Building to Something Big
Purggil don’t only travel through hyperspace; they are also able to jump between galaxies using migratory patterns that early Jedi once used to travel from galaxy to galaxy. Although what we see in Star Wars is vast, it still remains a part of one system: one universe. Avid Star Wars readers understand that this isn’t the only galaxy out there, and new places bring along new threats. As Ahsoka so far is drawing heavy inspiration from unofficial Star Wars materials and has confirmed that Morgan Elsbeth, Baylan Skoll, and Shin Hait are attempting to build a hyperspace ring that is capable of using Purggil patterns to enter new universes, the introduction of a threat far greater than Palpatine, Vader, and the Empire seems all but confirmed. We aren’t talking about Grand Admiral Thrawn. Instead, the Purggil may lead to ancient civilizations of Sith or even witches like the Night Sisters, who will wreak absolute havoc on the galaxy.
Purggil Will Tie-In Several Projects
If you weren’t aware, The Book of Boba Fett, The Mandalorian, and Ahsoka are all intertwined. We’ve seen Rosario Dawson’s Ahsoka character pop in alongside Din Djarin and Luke Skywalker in The Mandalorian, and we’ve seen Boba Fett fight side by side with the same character. Interestingly enough, Sabine Wren is also a Mandalorian, which is why it is so tricky for Ahsoka to train her, but I digress. The lore of Mandalore and the imminent threat that intergalactic travel presents with the Purggil will conclude in one giant cross-over film, similar to Avengers: End Game. Filoni is building something massive, and he’s using Clone Wars and Rebels lore regarding ancient force magic and beasts to do it. This is all incredibly exciting and an apparent reason you should watch Star Wars: Rebels and Clone Wars if you have not.
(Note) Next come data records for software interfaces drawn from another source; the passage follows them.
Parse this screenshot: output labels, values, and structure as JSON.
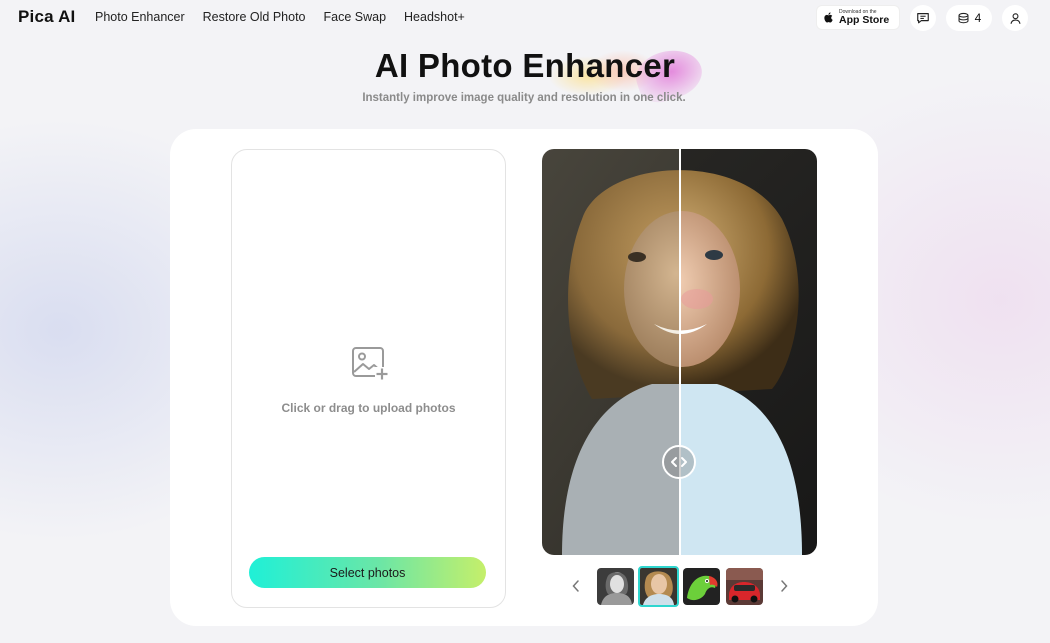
{
  "nav": {
    "logo": "Pica AI",
    "links": [
      "Photo Enhancer",
      "Restore Old Photo",
      "Face Swap",
      "Headshot+"
    ],
    "app_store": {
      "small": "Download on the",
      "big": "App Store"
    },
    "credits": "4",
    "icons": [
      "apple-icon",
      "message-icon",
      "coins-stack-icon",
      "user-icon"
    ]
  },
  "hero": {
    "title": "AI Photo Enhancer",
    "subtitle": "Instantly improve image quality and resolution in one click."
  },
  "upload": {
    "hint": "Click or drag to upload photos",
    "button": "Select photos",
    "icon": "image-add-icon"
  },
  "preview": {
    "icons": [
      "compare-slider-handle-icon",
      "chevron-left-icon",
      "chevron-right-icon"
    ],
    "thumbnails": [
      "woman-bw",
      "woman-smiling",
      "parrot",
      "red-car"
    ],
    "selected_thumbnail": 2
  },
  "colors": {
    "accent_teal": "#1ff0d7",
    "accent_lime": "#c5ef6a",
    "thumb_border": "#2fd6cf"
  }
}
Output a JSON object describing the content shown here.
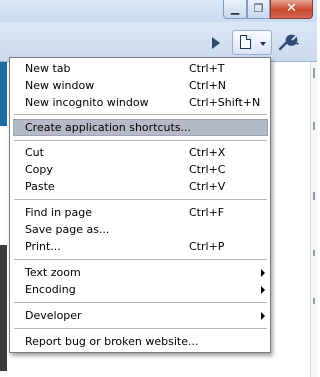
{
  "window_controls": {
    "minimize_icon": "minimize-icon",
    "maximize_icon": "restore-icon",
    "close_icon": "close-icon",
    "close_color": "#c7492d"
  },
  "menu": {
    "items": [
      {
        "label": "New tab",
        "shortcut": "Ctrl+T"
      },
      {
        "label": "New window",
        "shortcut": "Ctrl+N"
      },
      {
        "label": "New incognito window",
        "shortcut": "Ctrl+Shift+N"
      },
      {
        "label": "Create application shortcuts...",
        "shortcut": "",
        "highlighted": true
      },
      {
        "label": "Cut",
        "shortcut": "Ctrl+X"
      },
      {
        "label": "Copy",
        "shortcut": "Ctrl+C"
      },
      {
        "label": "Paste",
        "shortcut": "Ctrl+V"
      },
      {
        "label": "Find in page",
        "shortcut": "Ctrl+F"
      },
      {
        "label": "Save page as...",
        "shortcut": ""
      },
      {
        "label": "Print...",
        "shortcut": "Ctrl+P"
      },
      {
        "label": "Text zoom",
        "shortcut": "",
        "submenu": true
      },
      {
        "label": "Encoding",
        "shortcut": "",
        "submenu": true
      },
      {
        "label": "Developer",
        "shortcut": "",
        "submenu": true
      },
      {
        "label": "Report bug or broken website...",
        "shortcut": ""
      }
    ]
  },
  "colors": {
    "highlight": "#b4bac7",
    "titlebar": "#c9dcf2"
  }
}
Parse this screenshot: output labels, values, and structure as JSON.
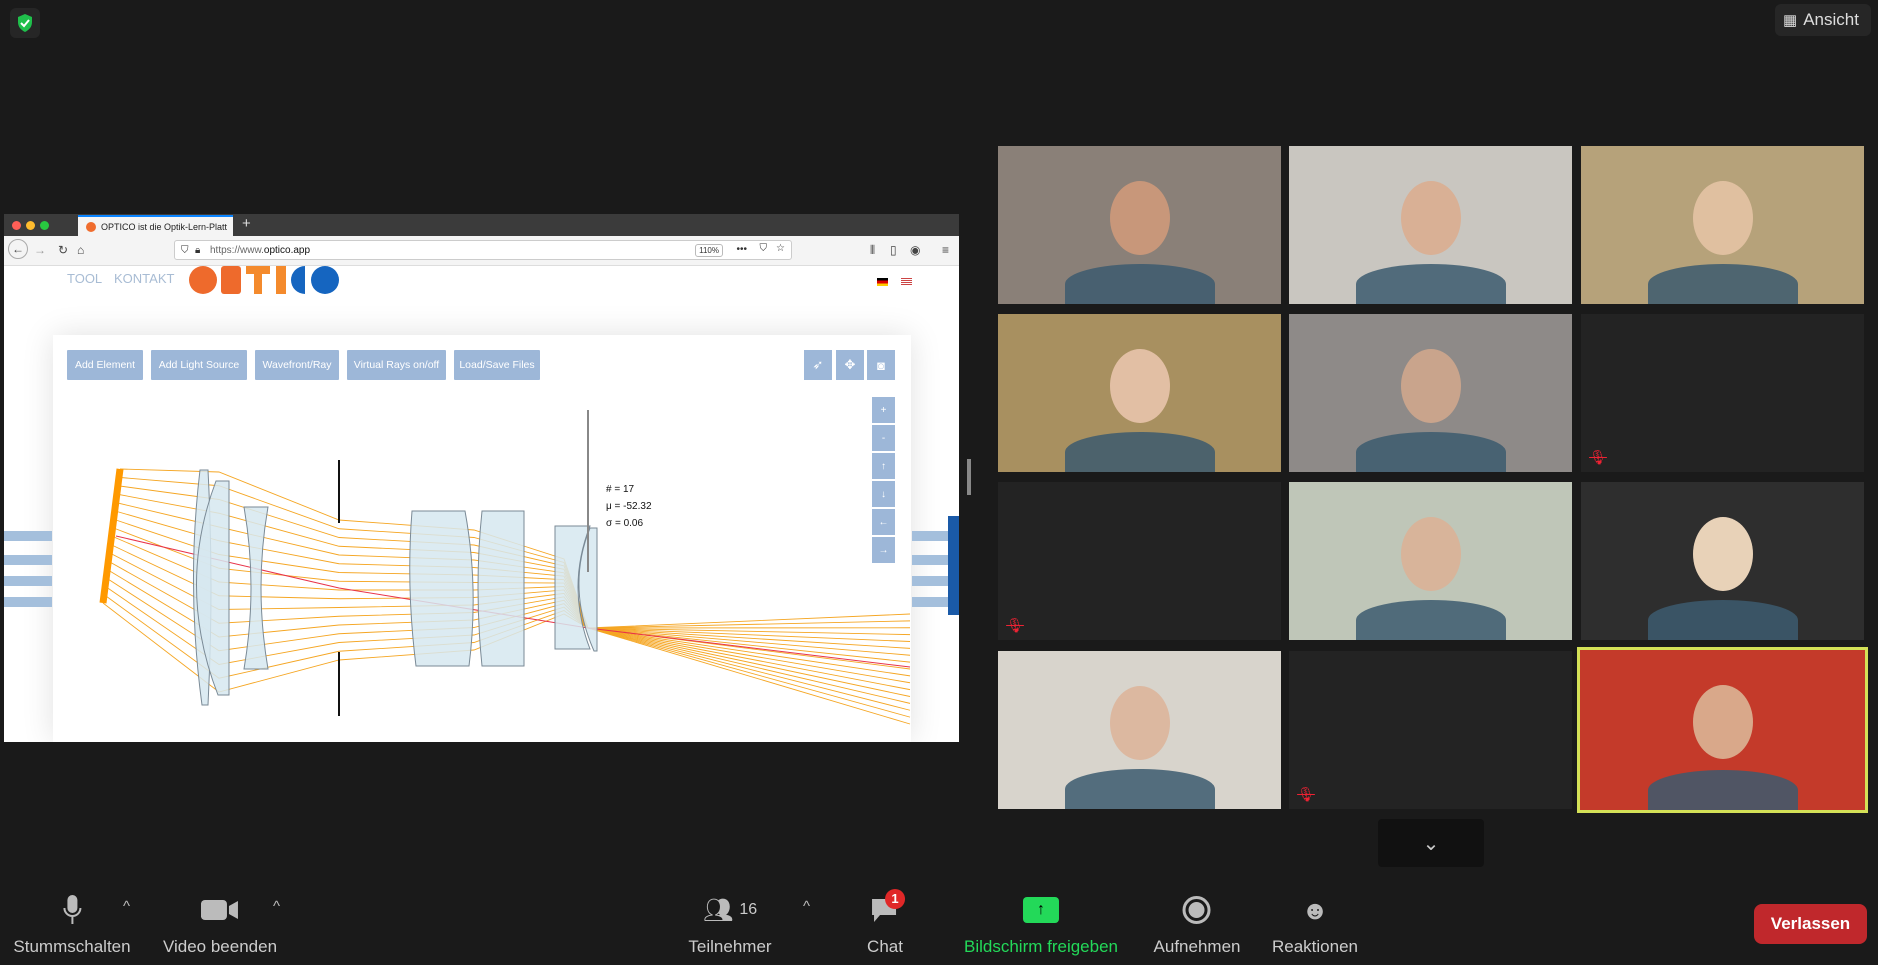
{
  "top": {
    "view_label": "Ansicht",
    "shield_icon": "shield-check-icon",
    "shield_color": "#1fbf4b"
  },
  "browser": {
    "tab_title": "OPTICO ist die Optik-Lern-Platt",
    "new_tab": "+",
    "url_prefix": "https://www.",
    "url_domain": "optico.app",
    "zoom": "110%",
    "site": {
      "nav": [
        "TOOL",
        "KONTAKT"
      ],
      "logo": "OPTICO",
      "toolbar": [
        "Add Element",
        "Add Light Source",
        "Wavefront/Ray",
        "Virtual Rays on/off",
        "Load/Save Files"
      ],
      "tool_icons": [
        "rocket-icon",
        "move-icon",
        "camera-icon"
      ],
      "view_buttons": [
        "+",
        "-",
        "↑",
        "↓",
        "←",
        "→"
      ],
      "stats": {
        "count": "# = 17",
        "mean": "μ = -52.32",
        "sigma": "σ = 0.06"
      },
      "ray_count": 17,
      "colors": {
        "button": "#9db7d8",
        "ray": "#f5a623",
        "chief_ray": "#e8334a",
        "lens": "#d6e8f0",
        "source": "#ff9900"
      }
    }
  },
  "gallery": {
    "tiles": [
      {
        "video": true,
        "muted": false
      },
      {
        "video": true,
        "muted": false
      },
      {
        "video": true,
        "muted": false
      },
      {
        "video": true,
        "muted": false
      },
      {
        "video": true,
        "muted": false
      },
      {
        "video": false,
        "muted": true
      },
      {
        "video": false,
        "muted": true
      },
      {
        "video": true,
        "muted": false
      },
      {
        "video": true,
        "muted": false
      },
      {
        "video": true,
        "muted": false
      },
      {
        "video": false,
        "muted": true
      },
      {
        "video": true,
        "muted": false,
        "active_speaker": true
      }
    ],
    "active_color": "#d4e157"
  },
  "toolbar": {
    "mute": "Stummschalten",
    "video": "Video beenden",
    "participants": "Teilnehmer",
    "participants_count": "16",
    "chat": "Chat",
    "chat_badge": "1",
    "share": "Bildschirm freigeben",
    "record": "Aufnehmen",
    "reactions": "Reaktionen",
    "leave": "Verlassen",
    "share_color": "#23d959",
    "leave_color": "#c0282c"
  }
}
Trust us, it’s going to get good, but confusing as well as Rebels also deals greatly with traveling to worlds outside of space and time; think the MCU’s Multiverse.